- What a strange brew this crew are. The Brow Horn Orchestra, out of Fremantle, are a mixture of sounds as various as their ever-changing line-up over the last few years. Starting as a simple pair of players in Nicholas Owen and Karri Harper Meredith, the group has been through as many as nine other folks in the intervening years, bringing with them a diverse array of sounds, including trumpet, trombone, synth, violin, clarinet, sax and the obligatory guitar, bass and drums, oh and some rapping to suplement their regular vox as well. That's a wide array, sure, but it's what they do with it that is more eye-popping. Grafting together afrobeat and funk with hip hop, ska, electro-pop and now, more obviously than ever before, some pumping dance beats as well, it's difficult to think of anyone else The Brow Horn Orchestra sound like. Perhaps they have some distant cousins in world-dance fusionists Tijuana Cartel, although the ingredients in the mix for the two bands are quite different, both have been making a break into a more overtly dance sound. The smooth opening to The Brow Horn Orch's Two Fires is not the best example, but the synth sheen enveloping the big ska beat, trombone and trumpet gives you the right idea, especially when paired with the auto-tuned Jamaican-style vocals. Just as an aside, I had a nagging feeling, listening along to this EP that The Brow Horn kids were playing pretty near to a line that shouldn't be crossed, where adding one too many genres could ruin everything. The rapping (which, I hasten to point out, I have no problem with in itself), pushed uneasily together with so many other disparate sounds, nearly did that for me, like I just couldn't fit it all together in my head. Still, head-breaking though it might be, the brashness, the gaul of attempting to pull it off, kept me enthralled, no doubt. Single, Fade, starts with a more pumping dance-pop beat, before throwing on the horns again over the top of a very groovy, repeatedly descending scale in the bass. The electro-pop vocal heads for the sky and meshes a little bit less jarringly with the rap on this track. The ultra-smooth production on all this dance-pop could start to seem a little cheesy after a while, but the groove of the beats in combination with the power of the horns got it across the line for me, easy. We Are Home Again, is, if anything, even catchier than what's come before, a genuine dance anthem. Listening to this, it feels as if the afrobeat and funk aren't really a part of where the band are going, the horns only remaining to give an unusually large amount of body to these dance tunes. It may well explain why the hip hop elements again feel tacked on. Compounding this, even the horns get sidelined for a large part of Family, feeling one step closer to the 'danceformation' the sound has been pushing toward, although they do get broken out along with some more of that back-massaging bass I mentioned earlier, for the song's big finish. If The Brow Horn Orchestra are really on the verge of becoming a dance act proper, they do their best to keep everyone guessing with the EP's finale and title-track, Two Fires. It's a funky, bass-heavy number, built around it's raps. Despite where The Brow Horn Orchestra appear to be going and especially after the offhanded nature of the hip hop elsewhere on the record, it is surprising how well they bring it, when they put their minds to it.

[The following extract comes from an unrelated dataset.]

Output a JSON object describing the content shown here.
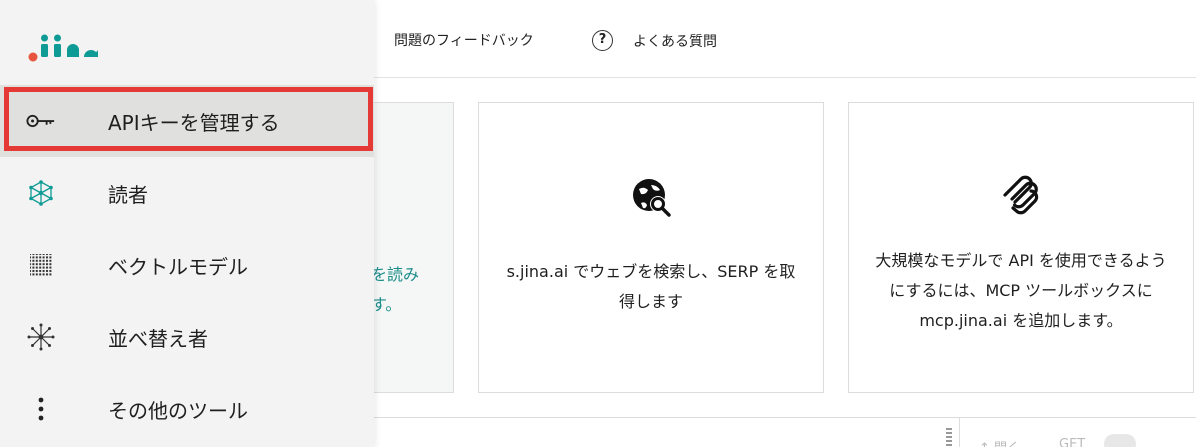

Unexpectedness defines this EP: The Brow Horn Orchestra can do many things, very well, and sometimes they come together pretty crazily. Also, sometimes they don't and the band fight against themselves, trying to fit all their different facets together. On balance I find I'm prepared to wade through the moments that don't work, The Brow Horn Orchestra are worth it.
- Chris Cobcroft.